sulu-design said...

The standing and watching that people do while someone is in danger just kills me. My sister-in-law was brutally attacked by a stranger here in Queens six years ago, just a block from her apartment. And while she was being attacked and screaming for help, people stood and watched, but no one did anything. Luckily, a group of teenage boys eventually came along and chased the attacker down, beat him, and held him until the police came. It is scary how, for many different reasons, so many of us are scared to step in and do what's right. I'm so glad that you were there to help that woman.

Unknown said...

Wow, what a story. How sad that people were watching, reacting even, but not doing anything.
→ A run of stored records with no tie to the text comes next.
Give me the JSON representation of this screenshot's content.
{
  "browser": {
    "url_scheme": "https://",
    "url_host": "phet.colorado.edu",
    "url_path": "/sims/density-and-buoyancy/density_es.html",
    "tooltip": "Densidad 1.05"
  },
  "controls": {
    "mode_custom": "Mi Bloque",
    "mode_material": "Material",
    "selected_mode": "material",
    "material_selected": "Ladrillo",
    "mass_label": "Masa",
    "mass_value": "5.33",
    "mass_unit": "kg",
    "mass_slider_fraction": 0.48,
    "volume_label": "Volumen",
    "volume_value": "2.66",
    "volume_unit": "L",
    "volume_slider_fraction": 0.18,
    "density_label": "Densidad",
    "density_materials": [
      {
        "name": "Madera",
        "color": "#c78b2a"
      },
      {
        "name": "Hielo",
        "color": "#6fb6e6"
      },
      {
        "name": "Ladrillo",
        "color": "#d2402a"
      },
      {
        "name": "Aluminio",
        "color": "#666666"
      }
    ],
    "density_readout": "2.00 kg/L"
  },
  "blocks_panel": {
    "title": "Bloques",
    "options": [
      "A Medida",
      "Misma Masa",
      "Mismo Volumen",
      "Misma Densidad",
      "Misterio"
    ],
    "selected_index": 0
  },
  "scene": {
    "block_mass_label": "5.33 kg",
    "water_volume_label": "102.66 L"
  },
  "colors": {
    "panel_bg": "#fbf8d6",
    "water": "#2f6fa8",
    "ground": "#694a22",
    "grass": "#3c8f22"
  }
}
I can only hope that the fact that you could walk up and stop it will impress on all of those people that they are not helpless to do something in that situation, that they do not need to stand by and watch someone be brutalized. That they can save someone's life rather than do nothing. You are brave and strong and an amazing woman.

Lynne said...

Shades of Kitty Genovese! I'm so very glad you stepped in, so this little "contretemps" had a much happier outcome than hers. Bless you!

maryannlucy said...

Wow, talk about right time, right place! You were very brave to jump in like that, what an amazing act of humanity - thank goodness you were there. And how marvellous that you seemed to then dust yourself down, and continue to your WIP event. Real Superhero stuff - well done you!

Karen said...

Holy hell Helen! You were certainly very brave; it's not something I would have done. I do find it odd as well that he said she was his, and she said she didn't know him. But then again, it's never know here!

sgeddes said...

Wow! I came form the knitty boards to see your spiny urchin cap :) and get quite a story. I think you did a very brave thing by stopping and helping that woman. Well done - it is always good to know that someone will help. I'm glad you were not hurt in the process.

Dk's Wife said...

Good for you for taking action!

|chee-uh| said...
This comment has been removed by the author.
|chee-uh| said...

Good for you! Too many NY'ers talk tough but aren't bold enough to protect each other. Of course we pretended to be all sweet and stuff for a week after 9/11 and during the blackout, then it was back to ignorance is bliss.
You rock Helen and don't you forget it!

Chelsea said...

You are brave. I like to think I would do the same thing in your position, but one can never be sure until put in a situation where an action like that is needed. I am a black belt in tae kwon do and have taught self-defense, but I am still unsure if I could defend myself successfully if I had to.

Anonymous said...

You are a hero! Why did those other people just stand by and watch the poor woman being beaten?

Jenni said...

Holy crap! Only in new york...
You are quite the brave one! Thankfully you weren't hurt. I can't believe people just stand around and don't actually do anything in a situation like that.. kudos to you for helping!

Rebecca Clayton said...

Wow--I'm glad to hear you're all right, and that you stopped the attack.

In my experience, New York is full of helpful, concerned people. You're a shining example!